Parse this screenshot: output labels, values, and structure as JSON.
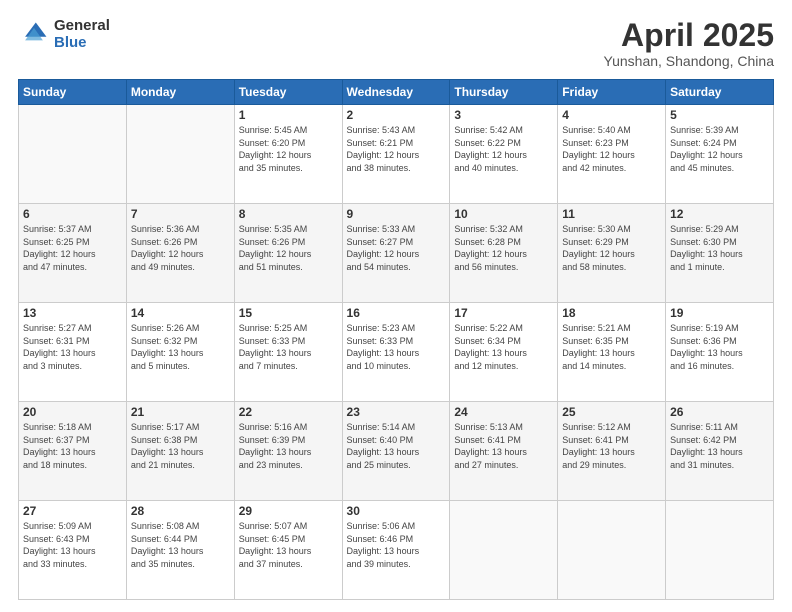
{
  "logo": {
    "general": "General",
    "blue": "Blue"
  },
  "header": {
    "title": "April 2025",
    "subtitle": "Yunshan, Shandong, China"
  },
  "weekdays": [
    "Sunday",
    "Monday",
    "Tuesday",
    "Wednesday",
    "Thursday",
    "Friday",
    "Saturday"
  ],
  "weeks": [
    [
      {
        "day": "",
        "info": ""
      },
      {
        "day": "",
        "info": ""
      },
      {
        "day": "1",
        "info": "Sunrise: 5:45 AM\nSunset: 6:20 PM\nDaylight: 12 hours\nand 35 minutes."
      },
      {
        "day": "2",
        "info": "Sunrise: 5:43 AM\nSunset: 6:21 PM\nDaylight: 12 hours\nand 38 minutes."
      },
      {
        "day": "3",
        "info": "Sunrise: 5:42 AM\nSunset: 6:22 PM\nDaylight: 12 hours\nand 40 minutes."
      },
      {
        "day": "4",
        "info": "Sunrise: 5:40 AM\nSunset: 6:23 PM\nDaylight: 12 hours\nand 42 minutes."
      },
      {
        "day": "5",
        "info": "Sunrise: 5:39 AM\nSunset: 6:24 PM\nDaylight: 12 hours\nand 45 minutes."
      }
    ],
    [
      {
        "day": "6",
        "info": "Sunrise: 5:37 AM\nSunset: 6:25 PM\nDaylight: 12 hours\nand 47 minutes."
      },
      {
        "day": "7",
        "info": "Sunrise: 5:36 AM\nSunset: 6:26 PM\nDaylight: 12 hours\nand 49 minutes."
      },
      {
        "day": "8",
        "info": "Sunrise: 5:35 AM\nSunset: 6:26 PM\nDaylight: 12 hours\nand 51 minutes."
      },
      {
        "day": "9",
        "info": "Sunrise: 5:33 AM\nSunset: 6:27 PM\nDaylight: 12 hours\nand 54 minutes."
      },
      {
        "day": "10",
        "info": "Sunrise: 5:32 AM\nSunset: 6:28 PM\nDaylight: 12 hours\nand 56 minutes."
      },
      {
        "day": "11",
        "info": "Sunrise: 5:30 AM\nSunset: 6:29 PM\nDaylight: 12 hours\nand 58 minutes."
      },
      {
        "day": "12",
        "info": "Sunrise: 5:29 AM\nSunset: 6:30 PM\nDaylight: 13 hours\nand 1 minute."
      }
    ],
    [
      {
        "day": "13",
        "info": "Sunrise: 5:27 AM\nSunset: 6:31 PM\nDaylight: 13 hours\nand 3 minutes."
      },
      {
        "day": "14",
        "info": "Sunrise: 5:26 AM\nSunset: 6:32 PM\nDaylight: 13 hours\nand 5 minutes."
      },
      {
        "day": "15",
        "info": "Sunrise: 5:25 AM\nSunset: 6:33 PM\nDaylight: 13 hours\nand 7 minutes."
      },
      {
        "day": "16",
        "info": "Sunrise: 5:23 AM\nSunset: 6:33 PM\nDaylight: 13 hours\nand 10 minutes."
      },
      {
        "day": "17",
        "info": "Sunrise: 5:22 AM\nSunset: 6:34 PM\nDaylight: 13 hours\nand 12 minutes."
      },
      {
        "day": "18",
        "info": "Sunrise: 5:21 AM\nSunset: 6:35 PM\nDaylight: 13 hours\nand 14 minutes."
      },
      {
        "day": "19",
        "info": "Sunrise: 5:19 AM\nSunset: 6:36 PM\nDaylight: 13 hours\nand 16 minutes."
      }
    ],
    [
      {
        "day": "20",
        "info": "Sunrise: 5:18 AM\nSunset: 6:37 PM\nDaylight: 13 hours\nand 18 minutes."
      },
      {
        "day": "21",
        "info": "Sunrise: 5:17 AM\nSunset: 6:38 PM\nDaylight: 13 hours\nand 21 minutes."
      },
      {
        "day": "22",
        "info": "Sunrise: 5:16 AM\nSunset: 6:39 PM\nDaylight: 13 hours\nand 23 minutes."
      },
      {
        "day": "23",
        "info": "Sunrise: 5:14 AM\nSunset: 6:40 PM\nDaylight: 13 hours\nand 25 minutes."
      },
      {
        "day": "24",
        "info": "Sunrise: 5:13 AM\nSunset: 6:41 PM\nDaylight: 13 hours\nand 27 minutes."
      },
      {
        "day": "25",
        "info": "Sunrise: 5:12 AM\nSunset: 6:41 PM\nDaylight: 13 hours\nand 29 minutes."
      },
      {
        "day": "26",
        "info": "Sunrise: 5:11 AM\nSunset: 6:42 PM\nDaylight: 13 hours\nand 31 minutes."
      }
    ],
    [
      {
        "day": "27",
        "info": "Sunrise: 5:09 AM\nSunset: 6:43 PM\nDaylight: 13 hours\nand 33 minutes."
      },
      {
        "day": "28",
        "info": "Sunrise: 5:08 AM\nSunset: 6:44 PM\nDaylight: 13 hours\nand 35 minutes."
      },
      {
        "day": "29",
        "info": "Sunrise: 5:07 AM\nSunset: 6:45 PM\nDaylight: 13 hours\nand 37 minutes."
      },
      {
        "day": "30",
        "info": "Sunrise: 5:06 AM\nSunset: 6:46 PM\nDaylight: 13 hours\nand 39 minutes."
      },
      {
        "day": "",
        "info": ""
      },
      {
        "day": "",
        "info": ""
      },
      {
        "day": "",
        "info": ""
      }
    ]
  ]
}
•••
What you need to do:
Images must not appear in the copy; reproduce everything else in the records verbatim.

Solved exercise:
Parse this screenshot: output labels, values, and structure as JSON.
{
  "logo": {
    "general": "General",
    "blue": "Blue"
  },
  "header": {
    "title": "April 2025",
    "subtitle": "Yunshan, Shandong, China"
  },
  "weekdays": [
    "Sunday",
    "Monday",
    "Tuesday",
    "Wednesday",
    "Thursday",
    "Friday",
    "Saturday"
  ],
  "weeks": [
    [
      {
        "day": "",
        "info": ""
      },
      {
        "day": "",
        "info": ""
      },
      {
        "day": "1",
        "info": "Sunrise: 5:45 AM\nSunset: 6:20 PM\nDaylight: 12 hours\nand 35 minutes."
      },
      {
        "day": "2",
        "info": "Sunrise: 5:43 AM\nSunset: 6:21 PM\nDaylight: 12 hours\nand 38 minutes."
      },
      {
        "day": "3",
        "info": "Sunrise: 5:42 AM\nSunset: 6:22 PM\nDaylight: 12 hours\nand 40 minutes."
      },
      {
        "day": "4",
        "info": "Sunrise: 5:40 AM\nSunset: 6:23 PM\nDaylight: 12 hours\nand 42 minutes."
      },
      {
        "day": "5",
        "info": "Sunrise: 5:39 AM\nSunset: 6:24 PM\nDaylight: 12 hours\nand 45 minutes."
      }
    ],
    [
      {
        "day": "6",
        "info": "Sunrise: 5:37 AM\nSunset: 6:25 PM\nDaylight: 12 hours\nand 47 minutes."
      },
      {
        "day": "7",
        "info": "Sunrise: 5:36 AM\nSunset: 6:26 PM\nDaylight: 12 hours\nand 49 minutes."
      },
      {
        "day": "8",
        "info": "Sunrise: 5:35 AM\nSunset: 6:26 PM\nDaylight: 12 hours\nand 51 minutes."
      },
      {
        "day": "9",
        "info": "Sunrise: 5:33 AM\nSunset: 6:27 PM\nDaylight: 12 hours\nand 54 minutes."
      },
      {
        "day": "10",
        "info": "Sunrise: 5:32 AM\nSunset: 6:28 PM\nDaylight: 12 hours\nand 56 minutes."
      },
      {
        "day": "11",
        "info": "Sunrise: 5:30 AM\nSunset: 6:29 PM\nDaylight: 12 hours\nand 58 minutes."
      },
      {
        "day": "12",
        "info": "Sunrise: 5:29 AM\nSunset: 6:30 PM\nDaylight: 13 hours\nand 1 minute."
      }
    ],
    [
      {
        "day": "13",
        "info": "Sunrise: 5:27 AM\nSunset: 6:31 PM\nDaylight: 13 hours\nand 3 minutes."
      },
      {
        "day": "14",
        "info": "Sunrise: 5:26 AM\nSunset: 6:32 PM\nDaylight: 13 hours\nand 5 minutes."
      },
      {
        "day": "15",
        "info": "Sunrise: 5:25 AM\nSunset: 6:33 PM\nDaylight: 13 hours\nand 7 minutes."
      },
      {
        "day": "16",
        "info": "Sunrise: 5:23 AM\nSunset: 6:33 PM\nDaylight: 13 hours\nand 10 minutes."
      },
      {
        "day": "17",
        "info": "Sunrise: 5:22 AM\nSunset: 6:34 PM\nDaylight: 13 hours\nand 12 minutes."
      },
      {
        "day": "18",
        "info": "Sunrise: 5:21 AM\nSunset: 6:35 PM\nDaylight: 13 hours\nand 14 minutes."
      },
      {
        "day": "19",
        "info": "Sunrise: 5:19 AM\nSunset: 6:36 PM\nDaylight: 13 hours\nand 16 minutes."
      }
    ],
    [
      {
        "day": "20",
        "info": "Sunrise: 5:18 AM\nSunset: 6:37 PM\nDaylight: 13 hours\nand 18 minutes."
      },
      {
        "day": "21",
        "info": "Sunrise: 5:17 AM\nSunset: 6:38 PM\nDaylight: 13 hours\nand 21 minutes."
      },
      {
        "day": "22",
        "info": "Sunrise: 5:16 AM\nSunset: 6:39 PM\nDaylight: 13 hours\nand 23 minutes."
      },
      {
        "day": "23",
        "info": "Sunrise: 5:14 AM\nSunset: 6:40 PM\nDaylight: 13 hours\nand 25 minutes."
      },
      {
        "day": "24",
        "info": "Sunrise: 5:13 AM\nSunset: 6:41 PM\nDaylight: 13 hours\nand 27 minutes."
      },
      {
        "day": "25",
        "info": "Sunrise: 5:12 AM\nSunset: 6:41 PM\nDaylight: 13 hours\nand 29 minutes."
      },
      {
        "day": "26",
        "info": "Sunrise: 5:11 AM\nSunset: 6:42 PM\nDaylight: 13 hours\nand 31 minutes."
      }
    ],
    [
      {
        "day": "27",
        "info": "Sunrise: 5:09 AM\nSunset: 6:43 PM\nDaylight: 13 hours\nand 33 minutes."
      },
      {
        "day": "28",
        "info": "Sunrise: 5:08 AM\nSunset: 6:44 PM\nDaylight: 13 hours\nand 35 minutes."
      },
      {
        "day": "29",
        "info": "Sunrise: 5:07 AM\nSunset: 6:45 PM\nDaylight: 13 hours\nand 37 minutes."
      },
      {
        "day": "30",
        "info": "Sunrise: 5:06 AM\nSunset: 6:46 PM\nDaylight: 13 hours\nand 39 minutes."
      },
      {
        "day": "",
        "info": ""
      },
      {
        "day": "",
        "info": ""
      },
      {
        "day": "",
        "info": ""
      }
    ]
  ]
}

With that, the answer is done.